  • After years in storage, Toronto’s iconic red-and-white "Sam the Record Man" sign, complete with spinning discs, will return to public view near its original downtown perch. The sign came to symbolize one of Canada’s most storied and successful Jewish family businesses.
  • Is $4,000 too much to ask for a non-member to be buried in a synagogue cemetery?
  • "Let’s not fall into the simplistic us/them dichotomy of 'we were just minding our business when they started firing rockets at us.' We were not just minding our business. We were building settlements, manning checkpoints, and filling jails." What do you think?
  • PHOTOS: 10,000 Israel supporters gathered for a solidarity rally near the United Nations in New York yesterday.
  • Step into the Iron Dome with Tuvia Tenenbom.
  • What do you think of Wonder Woman's new look?
  • "She said that Ruven Barkan, a Conservative rabbi, came into her classroom, closed the door and turned out the lights. He asked the class of fourth graders to lie on the floor and relax their bodies. Then, he asked them to pray for abused children." Read Paul Berger's compelling story about a #Savannah community in turmoil:
  • “Everything around me turns orange, then a second of silence, then a bomb goes off!" First installment of Walid Abuzaid’s account of the war in #Gaza:
  • Is boredom un-Jewish?
  • Let's face it: there's really only one Katz's Delicatessen.
  • from-cache

Would you like to receive updates about new stories?
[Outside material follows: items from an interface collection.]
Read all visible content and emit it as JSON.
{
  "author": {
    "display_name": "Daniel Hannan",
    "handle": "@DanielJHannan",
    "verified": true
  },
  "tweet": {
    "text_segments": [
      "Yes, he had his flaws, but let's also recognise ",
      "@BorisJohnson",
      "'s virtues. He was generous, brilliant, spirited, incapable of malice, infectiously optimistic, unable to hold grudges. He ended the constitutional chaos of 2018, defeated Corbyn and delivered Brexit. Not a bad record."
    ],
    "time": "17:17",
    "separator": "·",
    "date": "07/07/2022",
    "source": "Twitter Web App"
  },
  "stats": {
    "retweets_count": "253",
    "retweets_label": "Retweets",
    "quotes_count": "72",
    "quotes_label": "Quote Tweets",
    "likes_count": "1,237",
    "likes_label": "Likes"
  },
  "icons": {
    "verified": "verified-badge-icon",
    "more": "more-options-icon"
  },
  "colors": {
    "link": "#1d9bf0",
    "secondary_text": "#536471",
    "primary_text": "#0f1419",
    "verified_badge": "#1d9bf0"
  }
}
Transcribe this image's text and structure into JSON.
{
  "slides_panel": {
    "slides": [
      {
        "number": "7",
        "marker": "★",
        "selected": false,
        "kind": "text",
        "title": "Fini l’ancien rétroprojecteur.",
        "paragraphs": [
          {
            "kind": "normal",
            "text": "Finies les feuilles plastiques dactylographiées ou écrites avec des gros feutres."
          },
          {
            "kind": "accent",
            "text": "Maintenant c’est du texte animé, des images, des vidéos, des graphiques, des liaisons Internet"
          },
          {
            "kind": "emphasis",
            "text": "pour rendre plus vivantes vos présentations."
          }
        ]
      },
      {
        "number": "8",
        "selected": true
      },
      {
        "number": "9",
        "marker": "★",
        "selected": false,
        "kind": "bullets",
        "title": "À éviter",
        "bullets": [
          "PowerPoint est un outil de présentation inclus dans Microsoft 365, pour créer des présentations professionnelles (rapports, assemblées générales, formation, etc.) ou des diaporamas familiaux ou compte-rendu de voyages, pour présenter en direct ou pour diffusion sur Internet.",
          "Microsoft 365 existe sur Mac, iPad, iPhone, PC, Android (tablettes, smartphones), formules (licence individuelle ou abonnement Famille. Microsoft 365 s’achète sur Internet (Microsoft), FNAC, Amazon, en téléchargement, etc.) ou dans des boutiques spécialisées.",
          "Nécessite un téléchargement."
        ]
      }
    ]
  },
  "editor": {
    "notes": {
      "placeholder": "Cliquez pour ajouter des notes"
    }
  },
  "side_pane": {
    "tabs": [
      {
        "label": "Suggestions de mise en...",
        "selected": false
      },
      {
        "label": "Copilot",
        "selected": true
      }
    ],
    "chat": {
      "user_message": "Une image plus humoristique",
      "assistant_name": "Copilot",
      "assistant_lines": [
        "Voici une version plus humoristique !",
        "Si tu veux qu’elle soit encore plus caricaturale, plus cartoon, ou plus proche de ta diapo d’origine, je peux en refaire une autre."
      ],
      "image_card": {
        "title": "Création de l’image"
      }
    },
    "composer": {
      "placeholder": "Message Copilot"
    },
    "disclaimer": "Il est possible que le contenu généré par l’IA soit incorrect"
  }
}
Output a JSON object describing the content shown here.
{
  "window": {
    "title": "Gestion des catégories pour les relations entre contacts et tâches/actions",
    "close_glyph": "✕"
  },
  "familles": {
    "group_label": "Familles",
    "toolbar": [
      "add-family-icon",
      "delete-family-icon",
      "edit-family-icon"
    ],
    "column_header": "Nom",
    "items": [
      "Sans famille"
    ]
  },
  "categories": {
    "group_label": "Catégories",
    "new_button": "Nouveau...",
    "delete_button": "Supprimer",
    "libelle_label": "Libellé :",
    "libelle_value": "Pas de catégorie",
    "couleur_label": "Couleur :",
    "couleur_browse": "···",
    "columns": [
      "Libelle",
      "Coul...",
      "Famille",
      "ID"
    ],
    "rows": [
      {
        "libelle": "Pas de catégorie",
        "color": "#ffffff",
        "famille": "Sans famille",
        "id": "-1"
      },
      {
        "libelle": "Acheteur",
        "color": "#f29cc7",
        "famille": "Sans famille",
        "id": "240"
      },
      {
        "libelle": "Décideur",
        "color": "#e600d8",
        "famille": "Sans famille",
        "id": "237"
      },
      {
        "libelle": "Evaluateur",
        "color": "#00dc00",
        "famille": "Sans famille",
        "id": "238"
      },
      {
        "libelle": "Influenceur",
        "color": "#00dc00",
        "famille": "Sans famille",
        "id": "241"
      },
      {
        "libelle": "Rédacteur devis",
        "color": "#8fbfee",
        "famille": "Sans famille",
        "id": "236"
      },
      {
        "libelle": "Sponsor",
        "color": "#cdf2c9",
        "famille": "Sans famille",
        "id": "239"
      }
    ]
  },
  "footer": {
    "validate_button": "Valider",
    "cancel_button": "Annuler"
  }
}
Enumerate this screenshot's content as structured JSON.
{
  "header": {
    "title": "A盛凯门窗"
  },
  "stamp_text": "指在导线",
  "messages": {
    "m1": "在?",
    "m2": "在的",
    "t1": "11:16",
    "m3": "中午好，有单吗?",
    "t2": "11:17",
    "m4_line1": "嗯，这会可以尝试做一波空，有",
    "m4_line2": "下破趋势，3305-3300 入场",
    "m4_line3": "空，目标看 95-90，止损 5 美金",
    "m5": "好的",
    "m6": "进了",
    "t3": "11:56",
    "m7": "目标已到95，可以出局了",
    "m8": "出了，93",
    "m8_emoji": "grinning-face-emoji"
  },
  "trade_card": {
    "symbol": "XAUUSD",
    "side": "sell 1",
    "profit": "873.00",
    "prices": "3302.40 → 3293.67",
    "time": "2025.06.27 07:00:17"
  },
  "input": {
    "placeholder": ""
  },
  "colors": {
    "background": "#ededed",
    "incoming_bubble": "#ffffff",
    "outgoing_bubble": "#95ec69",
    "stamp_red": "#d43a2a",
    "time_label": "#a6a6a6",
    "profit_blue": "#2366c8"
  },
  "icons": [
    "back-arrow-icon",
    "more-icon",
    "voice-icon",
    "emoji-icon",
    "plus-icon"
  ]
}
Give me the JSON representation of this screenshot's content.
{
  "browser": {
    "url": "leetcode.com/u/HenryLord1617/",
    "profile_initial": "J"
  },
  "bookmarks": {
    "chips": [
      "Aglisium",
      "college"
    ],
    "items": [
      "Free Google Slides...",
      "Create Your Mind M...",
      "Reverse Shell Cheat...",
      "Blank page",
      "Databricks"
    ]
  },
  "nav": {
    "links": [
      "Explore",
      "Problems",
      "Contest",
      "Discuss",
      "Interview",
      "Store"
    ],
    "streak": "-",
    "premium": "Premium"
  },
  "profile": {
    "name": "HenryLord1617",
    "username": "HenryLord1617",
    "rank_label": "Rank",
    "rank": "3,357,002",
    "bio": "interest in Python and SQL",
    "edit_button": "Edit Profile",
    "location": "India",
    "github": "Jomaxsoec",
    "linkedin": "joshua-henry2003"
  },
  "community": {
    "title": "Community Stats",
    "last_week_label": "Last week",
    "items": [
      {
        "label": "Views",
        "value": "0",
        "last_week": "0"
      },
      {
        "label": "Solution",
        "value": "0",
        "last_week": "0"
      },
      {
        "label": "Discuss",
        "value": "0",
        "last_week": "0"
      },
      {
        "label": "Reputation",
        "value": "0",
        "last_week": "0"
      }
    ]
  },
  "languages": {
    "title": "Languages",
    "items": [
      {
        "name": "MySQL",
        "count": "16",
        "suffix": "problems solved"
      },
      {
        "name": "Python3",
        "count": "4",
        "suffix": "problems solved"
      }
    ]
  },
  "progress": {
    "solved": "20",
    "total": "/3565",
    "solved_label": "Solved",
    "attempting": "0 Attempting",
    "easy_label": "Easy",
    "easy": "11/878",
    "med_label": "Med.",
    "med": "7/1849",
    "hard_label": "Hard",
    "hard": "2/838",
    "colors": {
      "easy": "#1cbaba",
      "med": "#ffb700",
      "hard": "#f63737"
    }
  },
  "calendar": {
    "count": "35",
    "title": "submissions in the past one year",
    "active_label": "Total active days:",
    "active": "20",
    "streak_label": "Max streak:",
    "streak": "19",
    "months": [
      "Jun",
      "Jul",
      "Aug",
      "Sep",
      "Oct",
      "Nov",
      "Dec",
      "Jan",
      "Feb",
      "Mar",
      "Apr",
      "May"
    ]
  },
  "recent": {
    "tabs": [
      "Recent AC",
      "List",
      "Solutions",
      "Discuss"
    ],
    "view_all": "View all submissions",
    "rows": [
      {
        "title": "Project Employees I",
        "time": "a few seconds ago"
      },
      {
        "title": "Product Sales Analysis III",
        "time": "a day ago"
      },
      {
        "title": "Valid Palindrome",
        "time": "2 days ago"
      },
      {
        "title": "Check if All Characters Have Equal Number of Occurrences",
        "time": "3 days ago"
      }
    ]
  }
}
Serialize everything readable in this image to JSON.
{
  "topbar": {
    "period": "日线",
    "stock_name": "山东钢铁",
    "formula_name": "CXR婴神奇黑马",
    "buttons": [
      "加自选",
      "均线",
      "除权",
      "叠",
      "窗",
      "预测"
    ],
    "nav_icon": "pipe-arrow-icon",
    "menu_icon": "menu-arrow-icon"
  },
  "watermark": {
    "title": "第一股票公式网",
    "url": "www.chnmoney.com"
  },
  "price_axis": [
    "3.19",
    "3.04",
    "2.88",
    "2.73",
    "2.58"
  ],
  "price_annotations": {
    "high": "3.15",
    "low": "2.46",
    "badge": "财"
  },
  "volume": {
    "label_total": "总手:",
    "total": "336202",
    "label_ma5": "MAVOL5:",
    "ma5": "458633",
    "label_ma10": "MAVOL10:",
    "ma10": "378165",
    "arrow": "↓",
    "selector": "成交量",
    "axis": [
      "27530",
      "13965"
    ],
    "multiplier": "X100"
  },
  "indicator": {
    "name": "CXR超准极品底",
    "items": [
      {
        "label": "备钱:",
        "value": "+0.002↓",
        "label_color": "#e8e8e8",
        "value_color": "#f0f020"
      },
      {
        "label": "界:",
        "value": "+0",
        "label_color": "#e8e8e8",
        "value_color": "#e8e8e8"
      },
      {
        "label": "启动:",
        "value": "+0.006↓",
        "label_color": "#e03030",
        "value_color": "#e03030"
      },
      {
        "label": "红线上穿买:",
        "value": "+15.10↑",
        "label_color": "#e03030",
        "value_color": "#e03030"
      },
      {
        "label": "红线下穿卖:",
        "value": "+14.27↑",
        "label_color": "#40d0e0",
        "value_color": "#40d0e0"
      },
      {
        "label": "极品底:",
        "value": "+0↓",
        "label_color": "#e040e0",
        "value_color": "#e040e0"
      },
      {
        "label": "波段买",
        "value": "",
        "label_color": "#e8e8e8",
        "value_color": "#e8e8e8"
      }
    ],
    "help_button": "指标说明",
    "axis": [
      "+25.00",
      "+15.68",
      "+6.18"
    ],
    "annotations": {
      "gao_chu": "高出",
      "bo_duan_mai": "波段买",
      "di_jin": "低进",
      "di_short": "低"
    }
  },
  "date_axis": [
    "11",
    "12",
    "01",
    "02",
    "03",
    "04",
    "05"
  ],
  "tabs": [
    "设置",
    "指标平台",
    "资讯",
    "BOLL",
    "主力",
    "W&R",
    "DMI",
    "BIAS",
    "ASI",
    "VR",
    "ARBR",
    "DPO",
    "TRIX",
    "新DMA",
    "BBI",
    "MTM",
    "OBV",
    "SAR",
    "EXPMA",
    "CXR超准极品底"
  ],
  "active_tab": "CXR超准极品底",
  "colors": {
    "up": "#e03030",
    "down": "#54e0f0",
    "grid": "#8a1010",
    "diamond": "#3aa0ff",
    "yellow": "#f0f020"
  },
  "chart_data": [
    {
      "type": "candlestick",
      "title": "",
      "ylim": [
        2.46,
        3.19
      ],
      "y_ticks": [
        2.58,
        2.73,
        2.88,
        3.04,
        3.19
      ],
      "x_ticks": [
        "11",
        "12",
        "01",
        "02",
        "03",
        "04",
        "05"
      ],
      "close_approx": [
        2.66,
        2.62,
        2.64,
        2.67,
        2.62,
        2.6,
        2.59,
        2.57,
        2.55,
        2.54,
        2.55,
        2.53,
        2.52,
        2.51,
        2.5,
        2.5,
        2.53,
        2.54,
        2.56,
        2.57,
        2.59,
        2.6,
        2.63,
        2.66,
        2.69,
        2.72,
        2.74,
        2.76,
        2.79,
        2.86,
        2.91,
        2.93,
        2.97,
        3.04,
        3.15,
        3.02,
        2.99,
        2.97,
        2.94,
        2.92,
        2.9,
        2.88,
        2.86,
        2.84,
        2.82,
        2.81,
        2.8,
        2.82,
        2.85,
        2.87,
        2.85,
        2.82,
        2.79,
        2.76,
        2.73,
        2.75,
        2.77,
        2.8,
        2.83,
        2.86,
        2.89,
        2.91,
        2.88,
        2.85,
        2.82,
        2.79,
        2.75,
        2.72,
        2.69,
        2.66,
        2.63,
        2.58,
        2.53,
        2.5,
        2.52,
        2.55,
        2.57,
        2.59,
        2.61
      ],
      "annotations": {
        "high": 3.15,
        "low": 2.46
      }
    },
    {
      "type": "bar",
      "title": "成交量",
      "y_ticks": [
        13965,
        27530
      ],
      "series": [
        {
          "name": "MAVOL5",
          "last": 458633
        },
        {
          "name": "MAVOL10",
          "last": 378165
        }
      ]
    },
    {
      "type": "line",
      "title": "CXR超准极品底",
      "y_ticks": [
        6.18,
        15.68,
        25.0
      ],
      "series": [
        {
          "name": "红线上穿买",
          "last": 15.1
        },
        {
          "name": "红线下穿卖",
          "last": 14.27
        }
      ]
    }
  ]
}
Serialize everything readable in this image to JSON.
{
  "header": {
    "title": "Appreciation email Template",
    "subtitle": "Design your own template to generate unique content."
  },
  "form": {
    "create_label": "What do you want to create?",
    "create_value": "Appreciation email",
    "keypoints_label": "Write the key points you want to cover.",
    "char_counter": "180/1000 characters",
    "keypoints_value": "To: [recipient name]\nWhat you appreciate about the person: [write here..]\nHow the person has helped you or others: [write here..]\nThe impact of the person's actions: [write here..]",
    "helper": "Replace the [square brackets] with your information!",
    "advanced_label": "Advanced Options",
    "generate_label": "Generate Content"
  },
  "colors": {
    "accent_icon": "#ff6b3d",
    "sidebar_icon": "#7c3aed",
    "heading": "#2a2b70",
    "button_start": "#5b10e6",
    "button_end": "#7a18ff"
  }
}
We will not share your e-mail address or other personal information.

Already subscribed? Manage your subscription.